Fig. 2. Map of Sasanian mint locations throughout the duration of the empire: ca. 224-628 CE. Click to enlarge.

The Sasanian Empire's minting practices

While Iranian kings had minted coins from the early Achaemenid period, the Sasanian dynasty mastered the art of coin-making. The first Sasanian coins were minted by Ardashir I after his rebellion against the Arsacids. He modified the Arsacid design, placing an anchoring image on each side: a royal portrait on the obverse and a Zoroastrian fire altar flanked by soldiers on the reverse. By doing so, he created a clear association between state and “church,” or more accurately, the office of the king and the Zoroastrian faith. Ardashir's successors used this template for their own coins, though each modified it in some way to reflect his accomplishments and values. While the fire altar image remained largely unchanged, the royal portraits evolved to mark each new reign. Incoming Sasanian monarchs chose a new crown for themselves, often featuring architectural, animal, or astral symbols. The minor differences between the royal crowns make each member of the dynasty easily identifiable (check out our "Activities" page to view a chart depicting every Sasanian crown).

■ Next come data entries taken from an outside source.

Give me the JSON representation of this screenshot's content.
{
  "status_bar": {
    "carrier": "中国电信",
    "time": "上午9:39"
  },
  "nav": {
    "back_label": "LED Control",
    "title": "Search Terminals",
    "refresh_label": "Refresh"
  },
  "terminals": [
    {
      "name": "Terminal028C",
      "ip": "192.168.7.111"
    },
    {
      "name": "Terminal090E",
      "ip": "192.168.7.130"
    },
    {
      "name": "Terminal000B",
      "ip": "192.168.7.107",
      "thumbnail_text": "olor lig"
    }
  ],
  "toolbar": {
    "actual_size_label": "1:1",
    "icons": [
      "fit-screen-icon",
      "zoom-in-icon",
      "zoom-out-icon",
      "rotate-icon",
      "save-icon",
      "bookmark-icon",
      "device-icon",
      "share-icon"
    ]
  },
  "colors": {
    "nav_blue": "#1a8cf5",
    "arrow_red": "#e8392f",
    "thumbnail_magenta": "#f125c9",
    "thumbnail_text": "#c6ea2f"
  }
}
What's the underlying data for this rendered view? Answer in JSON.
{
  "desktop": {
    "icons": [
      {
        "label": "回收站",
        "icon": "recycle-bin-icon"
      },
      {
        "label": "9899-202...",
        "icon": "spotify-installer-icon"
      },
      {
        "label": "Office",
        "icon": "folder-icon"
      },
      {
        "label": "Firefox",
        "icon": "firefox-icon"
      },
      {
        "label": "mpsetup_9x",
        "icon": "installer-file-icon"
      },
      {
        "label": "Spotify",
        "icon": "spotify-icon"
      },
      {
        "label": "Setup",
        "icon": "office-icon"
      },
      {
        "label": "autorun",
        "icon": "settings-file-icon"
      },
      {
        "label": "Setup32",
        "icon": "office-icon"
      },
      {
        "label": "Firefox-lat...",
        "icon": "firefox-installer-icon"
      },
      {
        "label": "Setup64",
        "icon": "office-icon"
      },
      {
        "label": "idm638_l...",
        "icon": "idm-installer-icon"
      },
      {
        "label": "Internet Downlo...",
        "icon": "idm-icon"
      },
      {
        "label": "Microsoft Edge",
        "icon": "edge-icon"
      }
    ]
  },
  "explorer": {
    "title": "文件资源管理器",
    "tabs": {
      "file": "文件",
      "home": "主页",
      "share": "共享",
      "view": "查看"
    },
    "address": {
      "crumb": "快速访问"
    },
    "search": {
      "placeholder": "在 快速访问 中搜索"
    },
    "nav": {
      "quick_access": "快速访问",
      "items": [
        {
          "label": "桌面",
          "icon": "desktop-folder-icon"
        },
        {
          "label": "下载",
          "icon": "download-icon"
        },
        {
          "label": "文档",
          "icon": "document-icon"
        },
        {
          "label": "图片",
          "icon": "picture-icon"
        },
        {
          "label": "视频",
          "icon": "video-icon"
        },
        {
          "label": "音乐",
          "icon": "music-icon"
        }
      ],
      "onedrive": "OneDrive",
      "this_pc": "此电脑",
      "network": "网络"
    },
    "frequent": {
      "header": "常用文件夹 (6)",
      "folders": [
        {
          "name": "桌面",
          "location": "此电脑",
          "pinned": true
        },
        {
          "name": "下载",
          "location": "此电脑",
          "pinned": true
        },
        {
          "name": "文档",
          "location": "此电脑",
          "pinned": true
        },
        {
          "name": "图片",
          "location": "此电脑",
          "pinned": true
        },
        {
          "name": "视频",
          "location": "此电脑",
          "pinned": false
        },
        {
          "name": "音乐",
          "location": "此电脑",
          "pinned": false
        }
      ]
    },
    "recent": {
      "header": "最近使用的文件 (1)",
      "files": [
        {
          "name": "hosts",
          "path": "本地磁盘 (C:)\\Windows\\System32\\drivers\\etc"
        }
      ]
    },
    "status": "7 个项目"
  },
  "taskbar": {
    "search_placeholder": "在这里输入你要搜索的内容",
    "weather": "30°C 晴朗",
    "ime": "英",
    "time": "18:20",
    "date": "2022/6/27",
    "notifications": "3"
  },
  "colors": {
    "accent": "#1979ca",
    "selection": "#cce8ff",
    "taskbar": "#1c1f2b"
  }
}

The Sasanians built a sophisticated mint network to produce their coins. Under their rule, coin minting operations were highly centralized. This is reflected not only in the unique designs created for every ruler, but also in the remarkable consistency found throughout the Sasanian monetary system. In addition to stylistic benchmarks, Sasanian coins were nearly identical in terms of design, denomination, material, and weight. The only thing differentiating a coin minted in the empire's western regions from one minted in the east was the "mint mark" - an abbreviation, in Pahlavi (Middle Persian), of the coin's place of origin. The increasing number of mints which were established and incorporated into the coin-minting network, demonstrated the organizational efficiency and administrative power wielded by the Sasanian king and his court. 

Sasanian Minting Practices